Would you return the data below exactly as it stands, with every picture left out?

[Dataset records — start]

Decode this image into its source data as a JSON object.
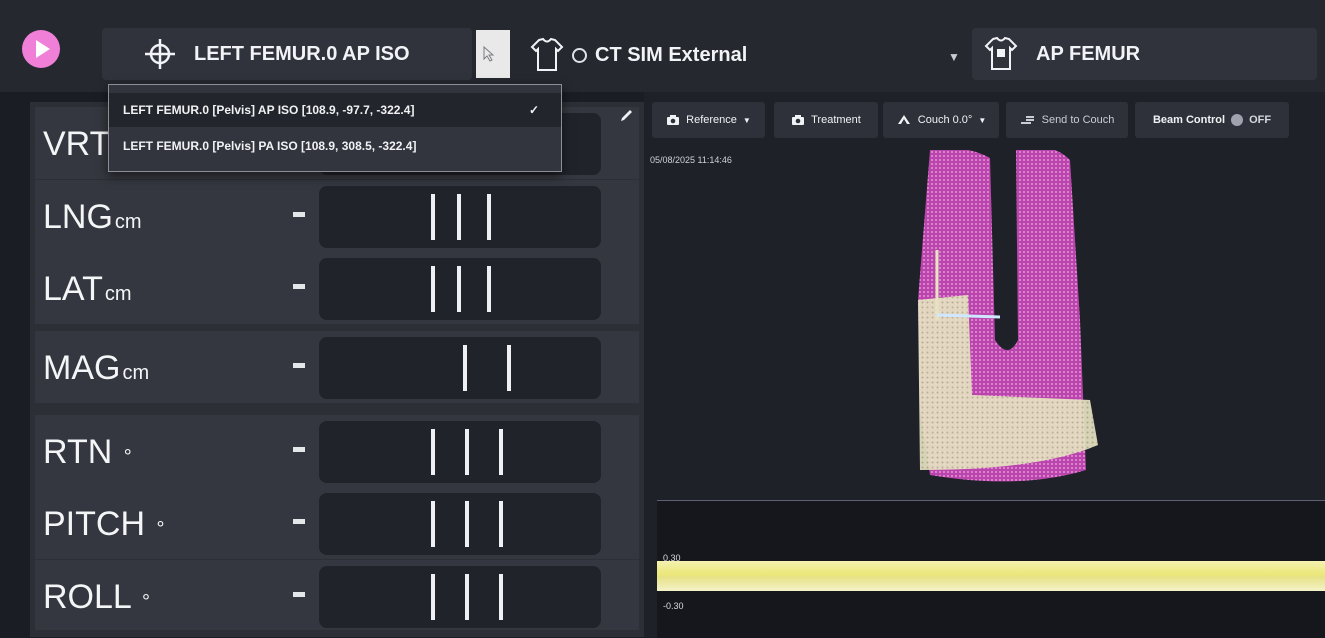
{
  "header": {
    "iso_label": "LEFT FEMUR.0 AP ISO",
    "external_label": "CT SIM External",
    "plan_label": "AP FEMUR"
  },
  "iso_dropdown": {
    "items": [
      {
        "label": "LEFT FEMUR.0 [Pelvis] AP ISO  [108.9, -97.7, -322.4]",
        "selected": true,
        "check": "✓"
      },
      {
        "label": "LEFT FEMUR.0 [Pelvis] PA ISO  [108.9, 308.5, -322.4]",
        "selected": false
      }
    ]
  },
  "metrics": [
    {
      "name": "VRT",
      "unit": "",
      "value": ""
    },
    {
      "name": "LNG",
      "unit": "cm",
      "value": "-"
    },
    {
      "name": "LAT",
      "unit": "cm",
      "value": "-"
    },
    {
      "name": "MAG",
      "unit": "cm",
      "value": "-"
    },
    {
      "name": "RTN",
      "unit": "°",
      "value": "-"
    },
    {
      "name": "PITCH",
      "unit": "°",
      "value": "-"
    },
    {
      "name": "ROLL",
      "unit": "°",
      "value": "-"
    }
  ],
  "toolbar": {
    "reference_label": "Reference",
    "treatment_label": "Treatment",
    "couch_label": "Couch 0.0°",
    "send_label": "Send to Couch",
    "beam_label": "Beam Control",
    "beam_state": "OFF"
  },
  "viewport": {
    "timestamp": "05/08/2025 11:14:46"
  },
  "graph": {
    "top_label": "0.30",
    "bottom_label": "-0.30"
  },
  "colors": {
    "accent_pink": "#f07fd7",
    "surface_pink": "#d756c5",
    "treatment_cream": "#e9e6c6"
  }
}
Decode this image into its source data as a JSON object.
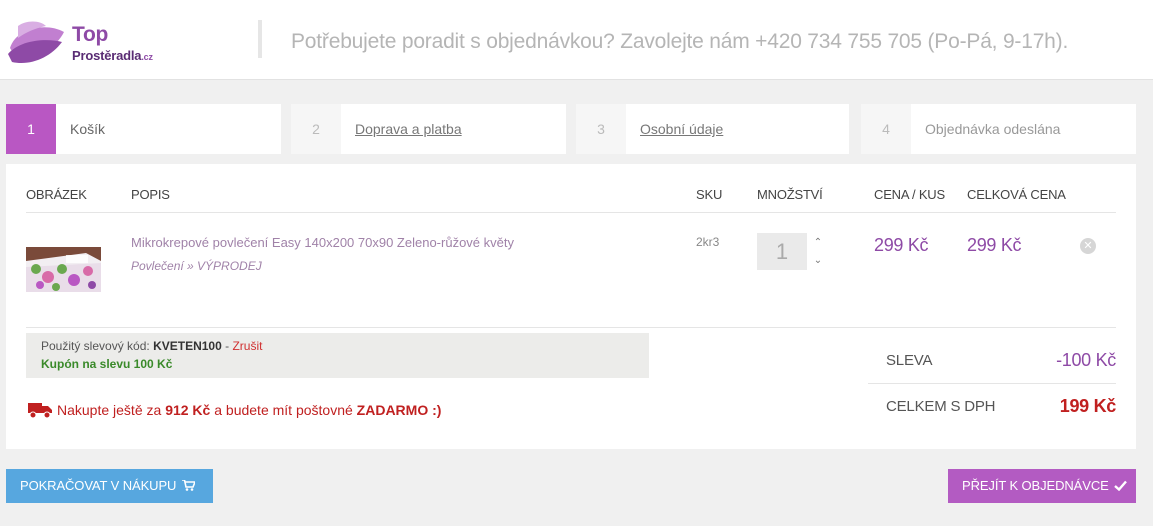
{
  "logo": {
    "top": "Top",
    "bottom": "Prostěradla",
    "cz": ".cz"
  },
  "header": {
    "contact": "Potřebujete poradit s objednávkou? Zavolejte nám +420 734 755 705 (Po-Pá, 9-17h)."
  },
  "steps": [
    {
      "num": "1",
      "label": "Košík"
    },
    {
      "num": "2",
      "label": "Doprava a platba"
    },
    {
      "num": "3",
      "label": "Osobní údaje"
    },
    {
      "num": "4",
      "label": "Objednávka odeslána"
    }
  ],
  "table": {
    "headers": {
      "image": "OBRÁZEK",
      "desc": "POPIS",
      "sku": "SKU",
      "qty": "MNOŽSTVÍ",
      "unit_price": "CENA / KUS",
      "total": "CELKOVÁ CENA"
    }
  },
  "item": {
    "name": "Mikrokrepové povlečení Easy 140x200 70x90 Zeleno-růžové květy",
    "category": "Povlečení » VÝPRODEJ",
    "sku": "2kr3",
    "quantity": "1",
    "unit_price": "299 Kč",
    "total": "299 Kč"
  },
  "coupon": {
    "used_label": "Použitý slevový kód:",
    "code": "KVETEN100",
    "separator": " - ",
    "cancel": "Zrušit",
    "description": "Kupón na slevu 100 Kč"
  },
  "shipping": {
    "pre": "Nakupte ještě za",
    "amount": "912 Kč",
    "mid": "a budete mít poštovné",
    "free": "ZADARMO :)"
  },
  "summary": {
    "discount_label": "SLEVA",
    "discount_value": "-100 Kč",
    "total_label": "CELKEM S DPH",
    "total_value": "199 Kč"
  },
  "buttons": {
    "continue": "POKRAČOVAT V NÁKUPU",
    "order": "PŘEJÍT K OBJEDNÁVCE"
  },
  "colors": {
    "accent": "#b957c3",
    "price": "#8e4aa6",
    "blue": "#57a7df",
    "red": "#c02020",
    "green": "#3a8a2a"
  },
  "icons": [
    "leaf-logo-icon",
    "chevron-up-icon",
    "chevron-down-icon",
    "remove-icon",
    "truck-icon",
    "cart-icon",
    "check-icon"
  ]
}
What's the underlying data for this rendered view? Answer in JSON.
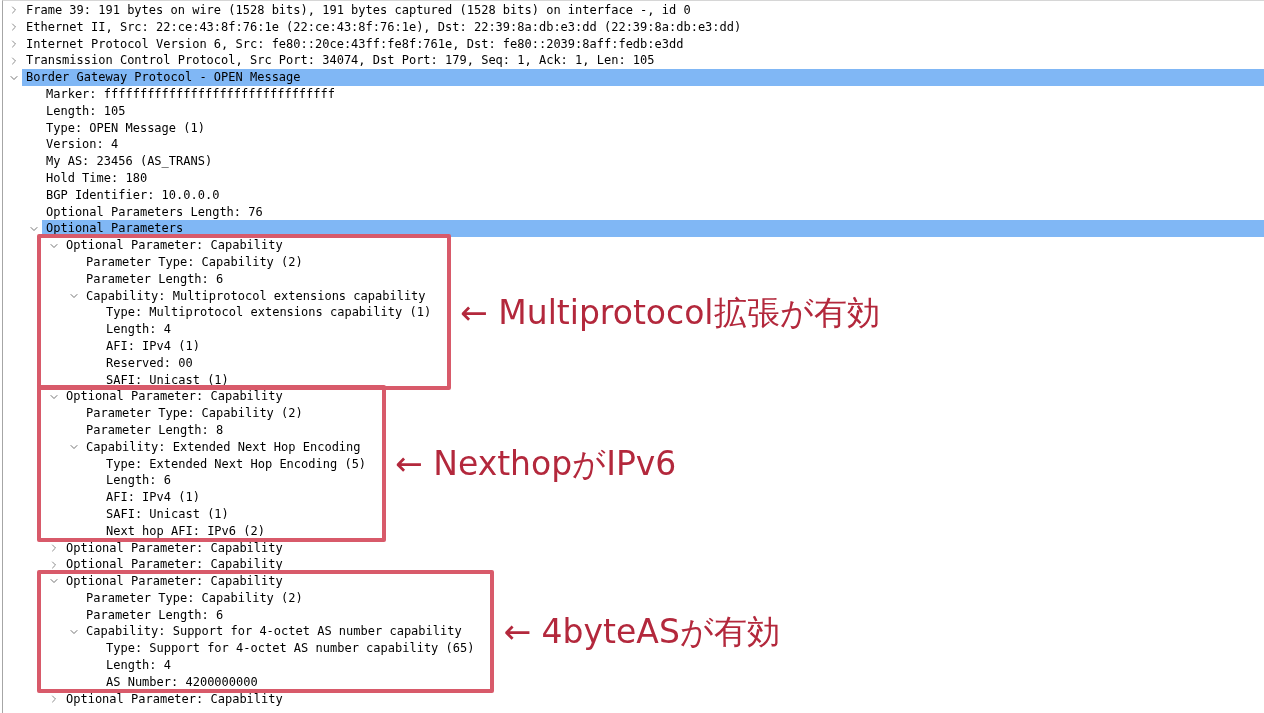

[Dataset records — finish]

Reply to the task -
Decode this image into its source data as a JSON object.
{
  "header": {
    "iso_label": "LEFT FEMUR.0 AP ISO",
    "external_label": "CT SIM External",
    "plan_label": "AP FEMUR"
  },
  "iso_dropdown": {
    "items": [
      {
        "label": "LEFT FEMUR.0 [Pelvis] AP ISO  [108.9, -97.7, -322.4]",
        "selected": true,
        "check": "✓"
      },
      {
        "label": "LEFT FEMUR.0 [Pelvis] PA ISO  [108.9, 308.5, -322.4]",
        "selected": false
      }
    ]
  },
  "metrics": [
    {
      "name": "VRT",
      "unit": "",
      "value": ""
    },
    {
      "name": "LNG",
      "unit": "cm",
      "value": "-"
    },
    {
      "name": "LAT",
      "unit": "cm",
      "value": "-"
    },
    {
      "name": "MAG",
      "unit": "cm",
      "value": "-"
    },
    {
      "name": "RTN",
      "unit": "°",
      "value": "-"
    },
    {
      "name": "PITCH",
      "unit": "°",
      "value": "-"
    },
    {
      "name": "ROLL",
      "unit": "°",
      "value": "-"
    }
  ],
  "toolbar": {
    "reference_label": "Reference",
    "treatment_label": "Treatment",
    "couch_label": "Couch 0.0°",
    "send_label": "Send to Couch",
    "beam_label": "Beam Control",
    "beam_state": "OFF"
  },
  "viewport": {
    "timestamp": "05/08/2025 11:14:46"
  },
  "graph": {
    "top_label": "0.30",
    "bottom_label": "-0.30"
  },
  "colors": {
    "accent_pink": "#f07fd7",
    "surface_pink": "#d756c5",
    "treatment_cream": "#e9e6c6"
  }
}
Decode this image into its source data as a JSON object.
{
  "logo": {
    "top": "Top",
    "bottom": "Prostěradla",
    "cz": ".cz"
  },
  "header": {
    "contact": "Potřebujete poradit s objednávkou? Zavolejte nám +420 734 755 705 (Po-Pá, 9-17h)."
  },
  "steps": [
    {
      "num": "1",
      "label": "Košík"
    },
    {
      "num": "2",
      "label": "Doprava a platba"
    },
    {
      "num": "3",
      "label": "Osobní údaje"
    },
    {
      "num": "4",
      "label": "Objednávka odeslána"
    }
  ],
  "table": {
    "headers": {
      "image": "OBRÁZEK",
      "desc": "POPIS",
      "sku": "SKU",
      "qty": "MNOŽSTVÍ",
      "unit_price": "CENA / KUS",
      "total": "CELKOVÁ CENA"
    }
  },
  "item": {
    "name": "Mikrokrepové povlečení Easy 140x200 70x90 Zeleno-růžové květy",
    "category": "Povlečení » VÝPRODEJ",
    "sku": "2kr3",
    "quantity": "1",
    "unit_price": "299 Kč",
    "total": "299 Kč"
  },
  "coupon": {
    "used_label": "Použitý slevový kód:",
    "code": "KVETEN100",
    "separator": " - ",
    "cancel": "Zrušit",
    "description": "Kupón na slevu 100 Kč"
  },
  "shipping": {
    "pre": "Nakupte ještě za",
    "amount": "912 Kč",
    "mid": "a budete mít poštovné",
    "free": "ZADARMO :)"
  },
  "summary": {
    "discount_label": "SLEVA",
    "discount_value": "-100 Kč",
    "total_label": "CELKEM S DPH",
    "total_value": "199 Kč"
  },
  "buttons": {
    "continue": "POKRAČOVAT V NÁKUPU",
    "order": "PŘEJÍT K OBJEDNÁVCE"
  },
  "colors": {
    "accent": "#b957c3",
    "price": "#8e4aa6",
    "blue": "#57a7df",
    "red": "#c02020",
    "green": "#3a8a2a"
  },
  "icons": [
    "leaf-logo-icon",
    "chevron-up-icon",
    "chevron-down-icon",
    "remove-icon",
    "truck-icon",
    "cart-icon",
    "check-icon"
  ]
}
What's the underlying data for this rendered view? Answer in JSON.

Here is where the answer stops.